I’ll spare you the details of the sickness, but let me talk to you a bit about the hospital. I was staying in a government hospital, which meant no luxury at all. No private room. I was sharing mine with a post-op male patient. No western-style toilet in the bathroom. I am going to go ahead and say that was probably the biggest challenge in this whole sickness thing. Nurses don’t do much for you – they change your IV and measure your blood pressure, but other than that, you need to have a helper with you who will do everything: run and get the medicine (including IV fluids), bring you water and food, take you to the toilet, and whatever else the sick person might need. Luckily, Mr.B was a male nurse of first class, and helped me with everything. Without him, I have no clue how the whole thing would’ve gone down.
One interesting thing about Nepal is the sense of community people have here. Whenever something happens people come together to help each other, offer support and encouragement. It’s not different when someone ends up in the hospital. Apart from my family members who came to see me, I had friends come over too. And neighbors. Neighbors even sent the soup, and I was in the hospital for one day only! Definitely the strangest thing for me was the visit time. People just show up, sit on a chair and look at you lie in the bed. I am sure it’s not that awkward when you speak Nepali, because you can actually make conversation. I couldn’t, so I was just lying there feeling very much on display, fighting the urge to jump out of bed, offer snacks and start entertaining. Speaking of snacks, here’s a tip for you: if you ever end up in a hospital, make sure that you buy some snacks on the way in, as it’s customary to offer them to people who come and visit you. That blew my mind. However, having visitors was really nice – seeing that people care about me and that I have someone to rely on, really made the whole experience easier.

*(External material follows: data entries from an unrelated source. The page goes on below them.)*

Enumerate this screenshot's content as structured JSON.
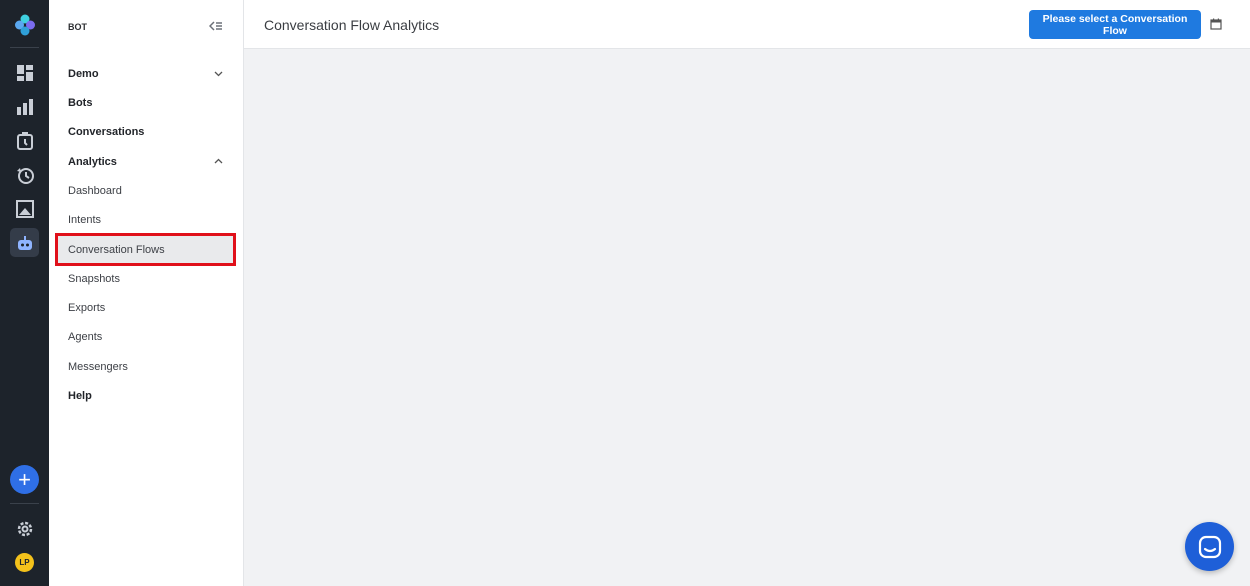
{
  "rail": {
    "icons": [
      "dashboard-icon",
      "bar-chart-icon",
      "timer-icon",
      "history-icon",
      "image-icon",
      "bot-icon"
    ],
    "active_icon": "bot-icon",
    "add_label": "+",
    "settings_icon": "gear-icon",
    "avatar_initials": "LP"
  },
  "sidebar": {
    "section_title": "BOT",
    "items": [
      {
        "label": "Demo"
      },
      {
        "label": "Bots"
      },
      {
        "label": "Conversations"
      },
      {
        "label": "Analytics"
      },
      {
        "label": "Dashboard"
      },
      {
        "label": "Intents"
      },
      {
        "label": "Conversation Flows"
      },
      {
        "label": "Snapshots"
      },
      {
        "label": "Exports"
      },
      {
        "label": "Agents"
      },
      {
        "label": "Messengers"
      },
      {
        "label": "Help"
      }
    ]
  },
  "header": {
    "title": "Conversation Flow Analytics",
    "select_button_label": "Please select a Conversation Flow"
  },
  "colors": {
    "rail_bg": "#1d232b",
    "primary": "#1f7ae0",
    "highlight_outline": "#e0101a",
    "avatar": "#f4c21b"
  }
}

As I was in the government hospital, a bit far from the touristy/expat areas, I was, most likely, the only white person in the hospital. And I was the main attraction. By now, after a year in Nepal, I learned not to pay attention to people staring at me out in the street. And I continued with that in the hospital. Everyone was looking at me curiously, with some concern, and lots of sympathy. Some even asked what was wrong, whereas others tried to find out out what’s going on without asking. I was lying on the bed and the doctor was talking to me when suddenly a random guy appears next to him, starts peering in the paperwork and listening in on the conversation. I was a bit perplexed, but when the doctor didn’t react, I just assumed he was another doctor, or an expert of some kind. Not even close. He was just a random guy, on his way to the toilet, who noticed me and the doctor, and was wondering what was going on. When he heard enough and was satisfied with the newly-gained knowledge of my health issue, he leisurely walked over to use the bathroom. Not matter how sick you are, it’s kind of hard not to laugh at something like that, don’t you think?